**What you are asked to do**
In the response, the entries must appear exactly as supplied.

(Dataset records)
:::::
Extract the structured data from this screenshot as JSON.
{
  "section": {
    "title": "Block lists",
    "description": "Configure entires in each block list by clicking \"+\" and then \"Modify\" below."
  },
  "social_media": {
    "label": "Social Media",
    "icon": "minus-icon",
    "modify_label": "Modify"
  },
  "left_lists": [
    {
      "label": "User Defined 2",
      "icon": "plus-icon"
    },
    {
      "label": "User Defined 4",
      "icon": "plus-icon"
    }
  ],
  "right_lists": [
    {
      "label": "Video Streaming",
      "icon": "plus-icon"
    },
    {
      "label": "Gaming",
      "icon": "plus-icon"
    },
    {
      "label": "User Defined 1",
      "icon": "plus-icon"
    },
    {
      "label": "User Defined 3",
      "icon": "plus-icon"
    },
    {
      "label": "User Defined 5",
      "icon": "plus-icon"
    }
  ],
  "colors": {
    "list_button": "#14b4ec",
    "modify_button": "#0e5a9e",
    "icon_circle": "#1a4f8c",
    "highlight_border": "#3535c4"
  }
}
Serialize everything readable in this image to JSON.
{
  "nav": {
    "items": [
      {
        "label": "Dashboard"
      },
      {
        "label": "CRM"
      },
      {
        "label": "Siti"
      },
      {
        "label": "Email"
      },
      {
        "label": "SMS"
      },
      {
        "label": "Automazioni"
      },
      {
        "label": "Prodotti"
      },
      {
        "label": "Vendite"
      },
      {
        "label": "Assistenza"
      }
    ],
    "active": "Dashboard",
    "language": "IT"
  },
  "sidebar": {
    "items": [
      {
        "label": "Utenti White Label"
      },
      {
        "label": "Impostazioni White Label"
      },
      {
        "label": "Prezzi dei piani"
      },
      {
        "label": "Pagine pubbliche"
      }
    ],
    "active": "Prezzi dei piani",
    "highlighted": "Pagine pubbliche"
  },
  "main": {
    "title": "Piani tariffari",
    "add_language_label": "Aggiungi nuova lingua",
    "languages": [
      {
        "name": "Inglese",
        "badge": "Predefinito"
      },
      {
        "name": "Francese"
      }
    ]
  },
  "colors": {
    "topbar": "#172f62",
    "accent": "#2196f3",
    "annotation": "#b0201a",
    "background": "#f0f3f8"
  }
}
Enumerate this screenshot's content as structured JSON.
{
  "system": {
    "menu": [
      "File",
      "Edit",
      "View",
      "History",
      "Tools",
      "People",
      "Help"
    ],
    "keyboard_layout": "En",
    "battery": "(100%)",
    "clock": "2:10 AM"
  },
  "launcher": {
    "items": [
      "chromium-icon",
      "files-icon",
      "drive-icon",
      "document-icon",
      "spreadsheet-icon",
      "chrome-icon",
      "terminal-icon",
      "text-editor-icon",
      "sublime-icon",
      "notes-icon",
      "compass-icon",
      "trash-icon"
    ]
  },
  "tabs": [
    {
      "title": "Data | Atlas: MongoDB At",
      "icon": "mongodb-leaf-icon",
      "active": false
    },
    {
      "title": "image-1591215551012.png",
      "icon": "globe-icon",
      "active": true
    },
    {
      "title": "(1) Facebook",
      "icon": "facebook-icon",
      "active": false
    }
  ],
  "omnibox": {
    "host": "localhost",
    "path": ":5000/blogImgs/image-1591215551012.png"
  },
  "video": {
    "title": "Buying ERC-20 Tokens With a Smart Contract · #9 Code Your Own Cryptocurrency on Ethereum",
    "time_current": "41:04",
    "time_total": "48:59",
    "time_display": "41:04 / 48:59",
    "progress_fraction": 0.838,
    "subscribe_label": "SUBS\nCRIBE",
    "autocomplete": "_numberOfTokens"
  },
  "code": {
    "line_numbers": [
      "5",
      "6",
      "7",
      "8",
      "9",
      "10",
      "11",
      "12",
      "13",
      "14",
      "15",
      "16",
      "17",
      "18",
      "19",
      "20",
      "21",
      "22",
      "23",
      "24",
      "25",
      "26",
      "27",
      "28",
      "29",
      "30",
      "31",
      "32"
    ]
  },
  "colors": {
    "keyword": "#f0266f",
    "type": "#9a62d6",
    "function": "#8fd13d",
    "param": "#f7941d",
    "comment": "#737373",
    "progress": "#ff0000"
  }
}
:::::
**Task output**
Extract the structured data from this screenshot as JSON.
{
  "section": {
    "title": "Block lists",
    "description": "Configure entires in each block list by clicking \"+\" and then \"Modify\" below."
  },
  "social_media": {
    "label": "Social Media",
    "icon": "minus-icon",
    "modify_label": "Modify"
  },
  "left_lists": [
    {
      "label": "User Defined 2",
      "icon": "plus-icon"
    },
    {
      "label": "User Defined 4",
      "icon": "plus-icon"
    }
  ],
  "right_lists": [
    {
      "label": "Video Streaming",
      "icon": "plus-icon"
    },
    {
      "label": "Gaming",
      "icon": "plus-icon"
    },
    {
      "label": "User Defined 1",
      "icon": "plus-icon"
    },
    {
      "label": "User Defined 3",
      "icon": "plus-icon"
    },
    {
      "label": "User Defined 5",
      "icon": "plus-icon"
    }
  ],
  "colors": {
    "list_button": "#14b4ec",
    "modify_button": "#0e5a9e",
    "icon_circle": "#1a4f8c",
    "highlight_border": "#3535c4"
  }
}
Serialize everything readable in this image to JSON.
{
  "nav": {
    "items": [
      {
        "label": "Dashboard"
      },
      {
        "label": "CRM"
      },
      {
        "label": "Siti"
      },
      {
        "label": "Email"
      },
      {
        "label": "SMS"
      },
      {
        "label": "Automazioni"
      },
      {
        "label": "Prodotti"
      },
      {
        "label": "Vendite"
      },
      {
        "label": "Assistenza"
      }
    ],
    "active": "Dashboard",
    "language": "IT"
  },
  "sidebar": {
    "items": [
      {
        "label": "Utenti White Label"
      },
      {
        "label": "Impostazioni White Label"
      },
      {
        "label": "Prezzi dei piani"
      },
      {
        "label": "Pagine pubbliche"
      }
    ],
    "active": "Prezzi dei piani",
    "highlighted": "Pagine pubbliche"
  },
  "main": {
    "title": "Piani tariffari",
    "add_language_label": "Aggiungi nuova lingua",
    "languages": [
      {
        "name": "Inglese",
        "badge": "Predefinito"
      },
      {
        "name": "Francese"
      }
    ]
  },
  "colors": {
    "topbar": "#172f62",
    "accent": "#2196f3",
    "annotation": "#b0201a",
    "background": "#f0f3f8"
  }
}
Enumerate this screenshot's content as structured JSON.
{
  "system": {
    "menu": [
      "File",
      "Edit",
      "View",
      "History",
      "Tools",
      "People",
      "Help"
    ],
    "keyboard_layout": "En",
    "battery": "(100%)",
    "clock": "2:10 AM"
  },
  "launcher": {
    "items": [
      "chromium-icon",
      "files-icon",
      "drive-icon",
      "document-icon",
      "spreadsheet-icon",
      "chrome-icon",
      "terminal-icon",
      "text-editor-icon",
      "sublime-icon",
      "notes-icon",
      "compass-icon",
      "trash-icon"
    ]
  },
  "tabs": [
    {
      "title": "Data | Atlas: MongoDB At",
      "icon": "mongodb-leaf-icon",
      "active": false
    },
    {
      "title": "image-1591215551012.png",
      "icon": "globe-icon",
      "active": true
    },
    {
      "title": "(1) Facebook",
      "icon": "facebook-icon",
      "active": false
    }
  ],
  "omnibox": {
    "host": "localhost",
    "path": ":5000/blogImgs/image-1591215551012.png"
  },
  "video": {
    "title": "Buying ERC-20 Tokens With a Smart Contract · #9 Code Your Own Cryptocurrency on Ethereum",
    "time_current": "41:04",
    "time_total": "48:59",
    "time_display": "41:04 / 48:59",
    "progress_fraction": 0.838,
    "subscribe_label": "SUBS\nCRIBE",
    "autocomplete": "_numberOfTokens"
  },
  "code": {
    "line_numbers": [
      "5",
      "6",
      "7",
      "8",
      "9",
      "10",
      "11",
      "12",
      "13",
      "14",
      "15",
      "16",
      "17",
      "18",
      "19",
      "20",
      "21",
      "22",
      "23",
      "24",
      "25",
      "26",
      "27",
      "28",
      "29",
      "30",
      "31",
      "32"
    ]
  },
  "colors": {
    "keyword": "#f0266f",
    "type": "#9a62d6",
    "function": "#8fd13d",
    "param": "#f7941d",
    "comment": "#737373",
    "progress": "#ff0000"
  }
}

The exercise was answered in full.